- In addition, struggles with processing vestibular and proprioceptive stimuli can appear as gross and fine motor problems- awkwardness in running, poor posture and core body strength, difficulties with fine motor tasks, such as handwriting.
- Sensory processing involves the limbic system of the brain and gifted children are born with intense limbic systems
Sensory Issues and Affect Regulation

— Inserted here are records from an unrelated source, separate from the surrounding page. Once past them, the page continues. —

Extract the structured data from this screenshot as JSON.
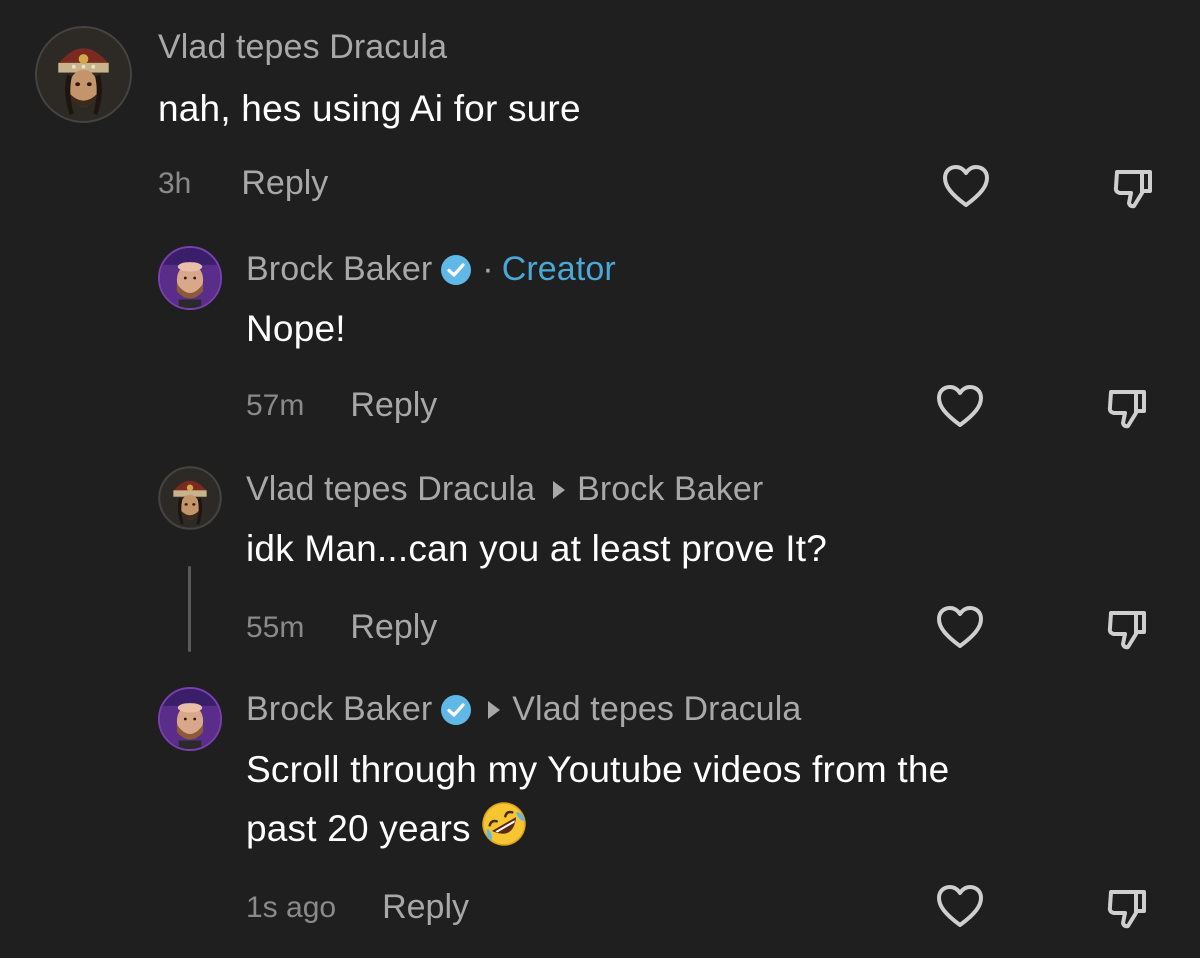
{
  "comments": [
    {
      "username": "Vlad tepes Dracula",
      "text": "nah, hes using Ai for sure",
      "timestamp": "3h",
      "reply_label": "Reply",
      "avatar_icon": "vlad-portrait-avatar"
    },
    {
      "username": "Brock Baker",
      "verified": true,
      "badge_separator": "·",
      "badge": "Creator",
      "text": "Nope!",
      "timestamp": "57m",
      "reply_label": "Reply",
      "avatar_icon": "brock-baker-avatar"
    },
    {
      "username": "Vlad tepes Dracula",
      "replying_to": "Brock Baker",
      "text": "idk Man...can you at least prove It?",
      "timestamp": "55m",
      "reply_label": "Reply",
      "avatar_icon": "vlad-portrait-avatar"
    },
    {
      "username": "Brock Baker",
      "verified": true,
      "replying_to": "Vlad tepes Dracula",
      "text": "Scroll through my Youtube videos from the past 20 years",
      "text_line1": "Scroll through my Youtube videos from the",
      "text_line2": "past 20 years",
      "emoji": "rolling-on-floor-laughing-emoji",
      "timestamp": "1s ago",
      "reply_label": "Reply",
      "avatar_icon": "brock-baker-avatar"
    }
  ],
  "colors": {
    "background": "#1f1f1f",
    "primary_text": "#ffffff",
    "secondary_text": "#a8a8a8",
    "timestamp_text": "#8a8a8a",
    "creator_badge": "#4aa8d8",
    "verified_badge": "#5fb8e6"
  },
  "icons": {
    "like": "heart-outline-icon",
    "dislike": "thumbs-down-outline-icon",
    "verified": "verified-check-icon",
    "reply_to": "caret-right-icon"
  }
}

Given that children who are intellectually gifted are born with very intense limbic systems, it makes sense that their limbic systems might get overwhelmed easily and that highly gifted children may have challenges processing intense stimulation. They may struggle with processing the stimulation coming their way and with being able to modulate the intensity of their emotional responses to the stimulation. Because their limbic systems are so intense, gifted children may actually struggle more with stimulating environments (such as loud birthday parties) than other children of the same age. These struggles processing intense sensory information may occur for a longer span of development as well, because it takes more time for the higher level executive functioning part of the brain to develop the skills to help manage the limbic system- the executive functioning areas of the brain in highly gifted kids are being given a very difficult task. And yet people often expect gifted children to handle these situations more maturely, because of their advanced intellectual abilities in other areas.

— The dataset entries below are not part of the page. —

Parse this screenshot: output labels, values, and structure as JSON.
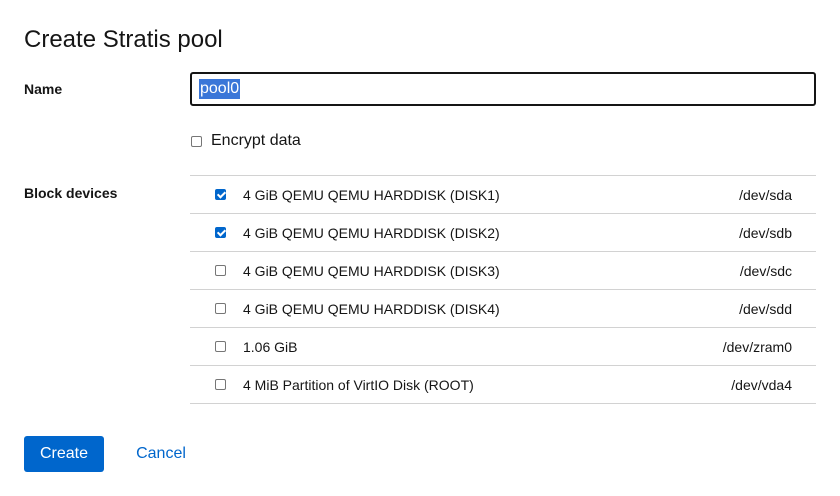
{
  "dialog": {
    "title": "Create Stratis pool"
  },
  "form": {
    "name_label": "Name",
    "name_value": "pool0",
    "encrypt_label": "Encrypt data",
    "encrypt_checked": false,
    "block_devices_label": "Block devices"
  },
  "devices": [
    {
      "description": "4 GiB QEMU QEMU HARDDISK (DISK1)",
      "path": "/dev/sda",
      "checked": true
    },
    {
      "description": "4 GiB QEMU QEMU HARDDISK (DISK2)",
      "path": "/dev/sdb",
      "checked": true
    },
    {
      "description": "4 GiB QEMU QEMU HARDDISK (DISK3)",
      "path": "/dev/sdc",
      "checked": false
    },
    {
      "description": "4 GiB QEMU QEMU HARDDISK (DISK4)",
      "path": "/dev/sdd",
      "checked": false
    },
    {
      "description": "1.06 GiB",
      "path": "/dev/zram0",
      "checked": false
    },
    {
      "description": "4 MiB Partition of VirtIO Disk (ROOT)",
      "path": "/dev/vda4",
      "checked": false
    }
  ],
  "actions": {
    "create_label": "Create",
    "cancel_label": "Cancel"
  },
  "colors": {
    "primary": "#0066cc",
    "selection": "#3a76d8",
    "border": "#d2d2d2"
  }
}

It’s important to remember that this is a developmental process and that sensory processing challenges for gifted children do often becomes less of an issue as a child gets older. In her work on asynchronous development, Linda Silverman has talked about gifted children being “out of sync” between the ages of about 3 years and 9 years of age. In terms of sensory issues, it makes some sense if we step back and consider that for an intellectually gifted child with a very intense limbic system it might actually take longer for the executive functioning areas of the brain to mature and develop enough to be able to help the very intense limbic system cope. Additionally, between the ages of 3 and 9 years of age our society expects children to be able to handle intense stimulation, in classrooms, for instance. So the gap between what children may be able to tolerate and what is expected of them can be quite large during those years. By about age 9 years, the higher level cognitive functioning is up and running to a larger degree and the gifted child can often handle environmental stress more easily. And this ability to handle environmental stress often continues to increase as the child matures.

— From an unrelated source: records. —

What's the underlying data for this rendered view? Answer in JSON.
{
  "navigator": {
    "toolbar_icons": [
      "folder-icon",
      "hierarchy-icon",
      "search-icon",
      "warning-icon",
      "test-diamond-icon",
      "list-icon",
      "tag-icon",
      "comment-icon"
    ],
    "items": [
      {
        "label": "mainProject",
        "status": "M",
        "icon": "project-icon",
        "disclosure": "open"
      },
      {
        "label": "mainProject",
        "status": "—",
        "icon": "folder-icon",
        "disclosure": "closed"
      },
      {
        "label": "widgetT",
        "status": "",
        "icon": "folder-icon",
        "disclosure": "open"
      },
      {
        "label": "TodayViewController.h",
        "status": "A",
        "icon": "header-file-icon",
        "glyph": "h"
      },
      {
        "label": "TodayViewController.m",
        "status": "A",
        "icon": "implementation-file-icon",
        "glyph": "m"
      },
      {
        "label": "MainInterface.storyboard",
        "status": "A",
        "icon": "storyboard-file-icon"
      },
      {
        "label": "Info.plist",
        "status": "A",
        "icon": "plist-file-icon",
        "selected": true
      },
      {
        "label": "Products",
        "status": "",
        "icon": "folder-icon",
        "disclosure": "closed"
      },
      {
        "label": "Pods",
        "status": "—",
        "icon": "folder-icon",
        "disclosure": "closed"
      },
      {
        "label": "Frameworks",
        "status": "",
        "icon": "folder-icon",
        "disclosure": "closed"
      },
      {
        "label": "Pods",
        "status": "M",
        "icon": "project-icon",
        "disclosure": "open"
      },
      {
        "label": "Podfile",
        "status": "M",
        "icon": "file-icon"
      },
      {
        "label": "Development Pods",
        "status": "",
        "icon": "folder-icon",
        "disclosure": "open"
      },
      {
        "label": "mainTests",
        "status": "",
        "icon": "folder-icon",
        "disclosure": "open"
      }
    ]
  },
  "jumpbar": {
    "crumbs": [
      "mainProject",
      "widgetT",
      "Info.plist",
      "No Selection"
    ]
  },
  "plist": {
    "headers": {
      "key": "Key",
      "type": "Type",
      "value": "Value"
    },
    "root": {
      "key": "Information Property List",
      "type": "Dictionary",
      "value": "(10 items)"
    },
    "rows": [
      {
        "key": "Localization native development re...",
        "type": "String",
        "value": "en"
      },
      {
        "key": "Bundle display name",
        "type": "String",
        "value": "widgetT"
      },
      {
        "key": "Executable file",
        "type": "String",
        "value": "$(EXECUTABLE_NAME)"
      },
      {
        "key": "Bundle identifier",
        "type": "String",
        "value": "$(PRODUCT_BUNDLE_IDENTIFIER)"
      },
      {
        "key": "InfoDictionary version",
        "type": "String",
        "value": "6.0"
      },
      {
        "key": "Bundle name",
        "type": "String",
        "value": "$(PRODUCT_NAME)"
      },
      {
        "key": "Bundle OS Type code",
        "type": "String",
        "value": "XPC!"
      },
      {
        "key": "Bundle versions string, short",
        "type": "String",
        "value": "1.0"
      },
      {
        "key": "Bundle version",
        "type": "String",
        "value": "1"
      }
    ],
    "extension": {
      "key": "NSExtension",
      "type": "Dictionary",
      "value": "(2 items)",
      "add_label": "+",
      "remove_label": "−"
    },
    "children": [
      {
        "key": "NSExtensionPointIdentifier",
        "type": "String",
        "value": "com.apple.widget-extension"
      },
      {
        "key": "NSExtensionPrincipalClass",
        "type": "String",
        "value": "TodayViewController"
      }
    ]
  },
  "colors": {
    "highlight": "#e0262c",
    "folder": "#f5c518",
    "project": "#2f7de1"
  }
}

Sensory Processing and Affect Regulation in Everyday Life
- First, it’s important just to recognize what a struggle sensory processing and its accompanying limbic system meltdowns can be. If you have a child who is having emotional “meltdowns,” they are most likely letting you know that they are having a hard time and whatever the situation they are in, it is more than they can cope with at that time.
- You can think through the situation for your child- what Ross Greene (author of The Explosive Child) calls “serving as your child’s frontal lobe.”
- Identify situations or stimulation that trigger meltdowns
- Structure things differently to approach these situations differently
- An initial step is to figure out what environmental stimuli might the child be struggling to process and to determine some basics, such as:
- are there other options for this child during this time
- are there other ways to meet the goal if it is an important one
- are there ways to work with the situation to make it less overwhelming for the child
- Referral to an occupational therapist is also appropriate for children who are struggling with sensory processing challenges.